(Web page and app entries)
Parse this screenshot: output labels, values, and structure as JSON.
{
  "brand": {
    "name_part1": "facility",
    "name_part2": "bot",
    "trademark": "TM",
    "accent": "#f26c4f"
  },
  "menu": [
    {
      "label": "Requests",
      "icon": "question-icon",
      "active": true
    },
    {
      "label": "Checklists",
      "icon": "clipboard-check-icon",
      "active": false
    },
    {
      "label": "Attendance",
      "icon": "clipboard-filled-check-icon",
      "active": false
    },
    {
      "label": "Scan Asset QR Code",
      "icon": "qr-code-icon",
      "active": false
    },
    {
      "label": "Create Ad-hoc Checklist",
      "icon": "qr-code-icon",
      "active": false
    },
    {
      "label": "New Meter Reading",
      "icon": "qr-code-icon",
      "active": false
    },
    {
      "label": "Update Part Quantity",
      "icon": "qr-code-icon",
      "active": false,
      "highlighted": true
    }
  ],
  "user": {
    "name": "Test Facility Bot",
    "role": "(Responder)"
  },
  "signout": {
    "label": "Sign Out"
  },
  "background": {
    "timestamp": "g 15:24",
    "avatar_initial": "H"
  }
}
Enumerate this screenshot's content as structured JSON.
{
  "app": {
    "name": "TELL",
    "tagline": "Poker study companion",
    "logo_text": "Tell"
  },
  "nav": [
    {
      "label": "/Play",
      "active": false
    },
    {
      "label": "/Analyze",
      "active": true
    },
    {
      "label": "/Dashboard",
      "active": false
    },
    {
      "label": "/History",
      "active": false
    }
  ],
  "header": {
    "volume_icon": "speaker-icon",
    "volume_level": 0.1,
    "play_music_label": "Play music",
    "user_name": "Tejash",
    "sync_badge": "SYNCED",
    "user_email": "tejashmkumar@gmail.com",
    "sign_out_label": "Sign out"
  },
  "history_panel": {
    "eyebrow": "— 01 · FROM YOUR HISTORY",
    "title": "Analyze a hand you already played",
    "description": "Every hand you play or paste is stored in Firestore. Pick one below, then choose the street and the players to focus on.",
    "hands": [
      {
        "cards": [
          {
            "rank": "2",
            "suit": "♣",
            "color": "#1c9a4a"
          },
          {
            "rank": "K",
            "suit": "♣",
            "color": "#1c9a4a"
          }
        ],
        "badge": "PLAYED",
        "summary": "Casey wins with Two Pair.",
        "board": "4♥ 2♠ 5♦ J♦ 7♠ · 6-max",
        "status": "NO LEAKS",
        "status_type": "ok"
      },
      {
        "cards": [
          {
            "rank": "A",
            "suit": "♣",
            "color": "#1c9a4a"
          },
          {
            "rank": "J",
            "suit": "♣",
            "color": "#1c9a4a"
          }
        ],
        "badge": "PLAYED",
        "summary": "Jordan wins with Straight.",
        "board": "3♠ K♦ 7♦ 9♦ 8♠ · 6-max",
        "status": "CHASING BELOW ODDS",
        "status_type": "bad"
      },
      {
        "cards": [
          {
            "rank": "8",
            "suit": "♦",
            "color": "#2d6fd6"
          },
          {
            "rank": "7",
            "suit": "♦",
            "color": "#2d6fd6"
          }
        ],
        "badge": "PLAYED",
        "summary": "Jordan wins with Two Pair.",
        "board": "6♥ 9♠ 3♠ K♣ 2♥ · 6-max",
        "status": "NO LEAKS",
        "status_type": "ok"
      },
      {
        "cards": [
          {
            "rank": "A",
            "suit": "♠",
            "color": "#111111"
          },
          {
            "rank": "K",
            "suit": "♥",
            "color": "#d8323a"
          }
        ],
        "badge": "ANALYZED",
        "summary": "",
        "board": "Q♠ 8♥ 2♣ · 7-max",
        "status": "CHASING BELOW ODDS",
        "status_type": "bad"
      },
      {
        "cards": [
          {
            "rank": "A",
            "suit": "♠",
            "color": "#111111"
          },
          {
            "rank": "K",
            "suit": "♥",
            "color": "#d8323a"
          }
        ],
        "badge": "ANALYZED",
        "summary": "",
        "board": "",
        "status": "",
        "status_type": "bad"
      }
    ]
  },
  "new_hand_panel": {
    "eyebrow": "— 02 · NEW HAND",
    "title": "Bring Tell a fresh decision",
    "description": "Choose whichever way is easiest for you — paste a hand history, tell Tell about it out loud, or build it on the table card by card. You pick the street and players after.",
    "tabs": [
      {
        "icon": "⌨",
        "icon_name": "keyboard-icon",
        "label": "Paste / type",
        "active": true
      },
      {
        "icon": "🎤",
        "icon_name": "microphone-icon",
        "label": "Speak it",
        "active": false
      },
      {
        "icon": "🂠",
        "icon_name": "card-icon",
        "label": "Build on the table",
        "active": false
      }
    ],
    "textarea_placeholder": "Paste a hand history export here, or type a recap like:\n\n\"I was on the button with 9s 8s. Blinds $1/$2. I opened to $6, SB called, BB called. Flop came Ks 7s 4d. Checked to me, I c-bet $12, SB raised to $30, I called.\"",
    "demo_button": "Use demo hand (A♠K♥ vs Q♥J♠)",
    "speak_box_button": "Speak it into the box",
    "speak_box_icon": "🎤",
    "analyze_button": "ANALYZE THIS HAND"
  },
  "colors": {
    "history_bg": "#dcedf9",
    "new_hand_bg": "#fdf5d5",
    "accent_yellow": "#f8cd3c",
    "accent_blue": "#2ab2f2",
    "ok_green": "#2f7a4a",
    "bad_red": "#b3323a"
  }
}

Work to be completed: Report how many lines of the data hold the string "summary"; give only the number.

Expected answer: 5